You may also find the following resources useful:

3. Usability

It is important to make your site as usable as possible, in order that users can get the most out of your site. There are a few simple things you can do to improve the usability of your site that can make a tremendous difference. One key area structure: your site should be structured so that users can easily and logically navigate to where they want to be; content should be well structured so that it is easy to read. People don't generally like reading large blocks of text, particularly on the Web, where readers tend to be more goal-oriented. It is good practice to break your content up using sub-headings, paragraphs, lists etc.

The type of language which you use is also very important; this will set the tone of your website and needs to be appropriate to the subject and audience of the site.

Some questions to bear in mind:

You may also find the following University guides useful:

4. Security

When producing a website it is important to consider the security of the site. If you are using any software such as a Content Management System (CMS) it is important that you check regularly for security updates and apply any such updates as soon as possible. If the site contains code written specifically for your site, you should ensure that the code does not contain any security vulnerabilities.

You may find the following resources useful:

5. Privacy

If you are collecting any information from people on your website, you will need to be clear about what information you're collecting from people, what you're going to do with it and who will have access to it. You will also need to take into account the data protection and freedom of information legislation that may apply to that information.

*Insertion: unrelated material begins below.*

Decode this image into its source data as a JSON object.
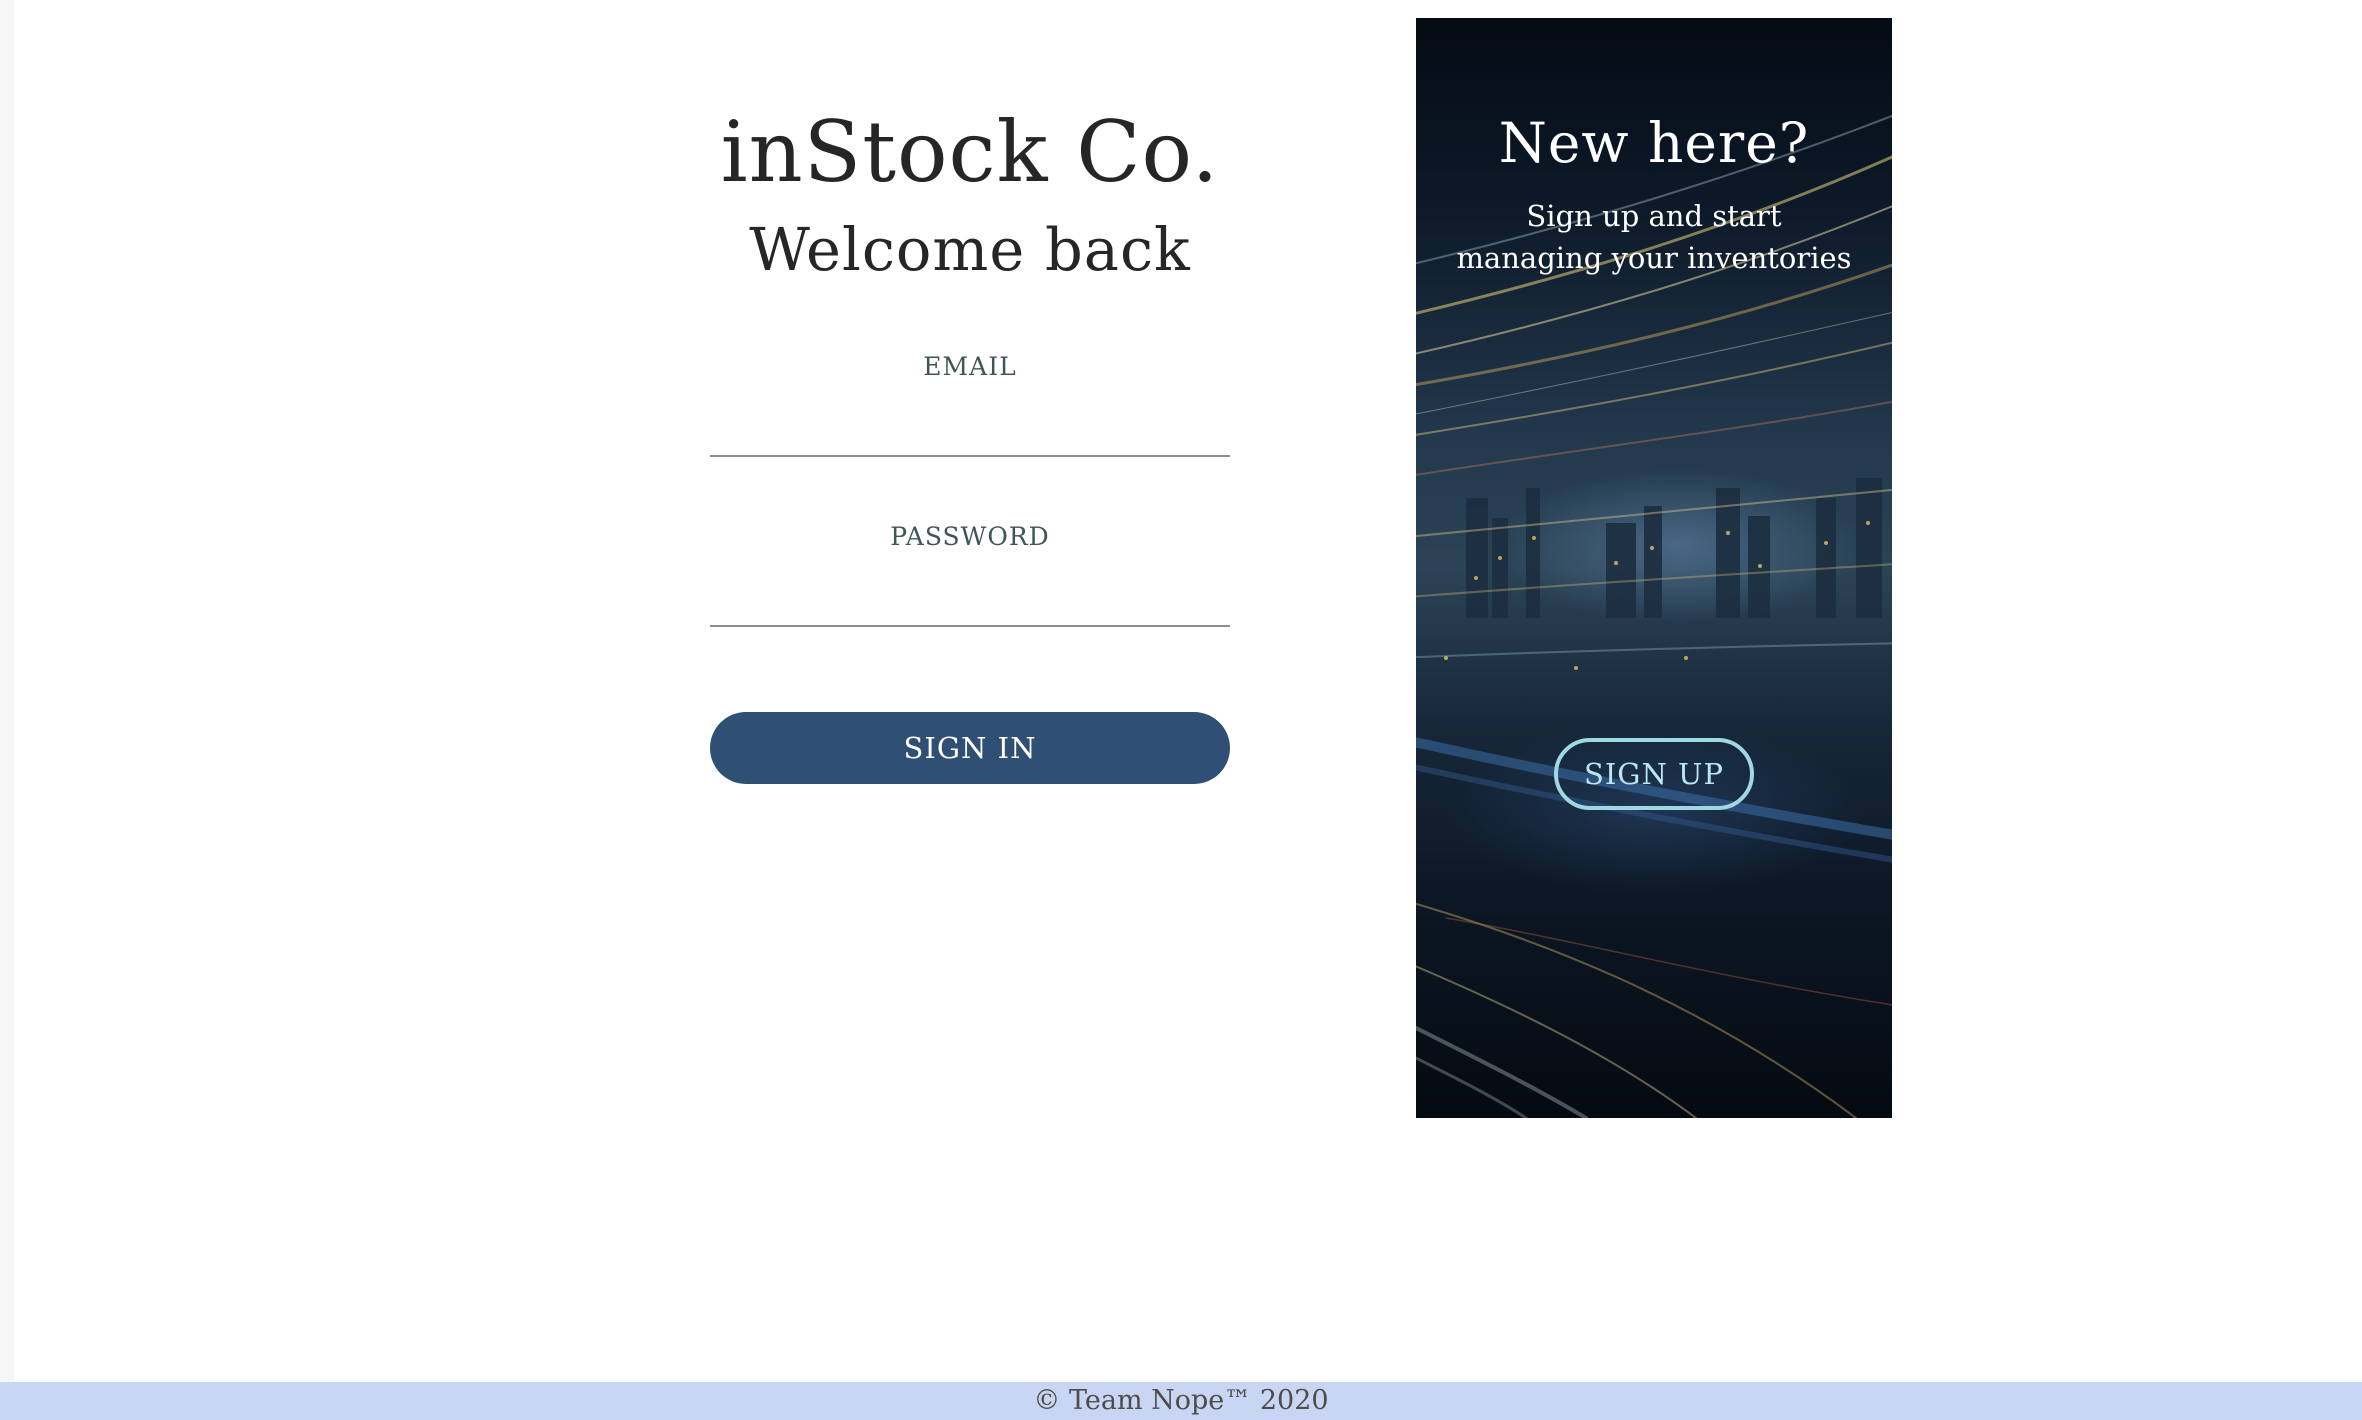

University Policy Statements on the subject:

6. Audience analysis

The intended audience(s) of a website has a large bearing on how the site should be presented. It is your responsibility to present content in a manner appropriate to your audience. Factors include the type of language used, choice of images, the aesthetic of the site, etc.

Some useful links:

7. Copyright

It is important that you have right to publish the content on your website. If you or your employer are creating all content for your website from scratch, this probably wont be an issue. However this is rarely the case. If you are contracting an external company to create your site, make sure that your agreement with them specifies who owns the material they create and that you are happy with these arrangements. If you are reusing material you have found online then you need to check copyright status and licensing conditions of that content. By default you are not allowed to reuse or adapt content belonging to others. However there is an increasing amount of material available under ‘open content licences’ such as Creative Commons which explicitly permit reuse under certain conditions without having to contact the authors directly.

Some useful links:

8. Identity

It is important to consider the identity of your website. Should the site be clearly identified as a University of Oxford website? Does the site require its own identity? If so, what should this be?

The identity of a website is for you to decide, however if you are going to use the University branding, be sure to refer to the branding guidelines.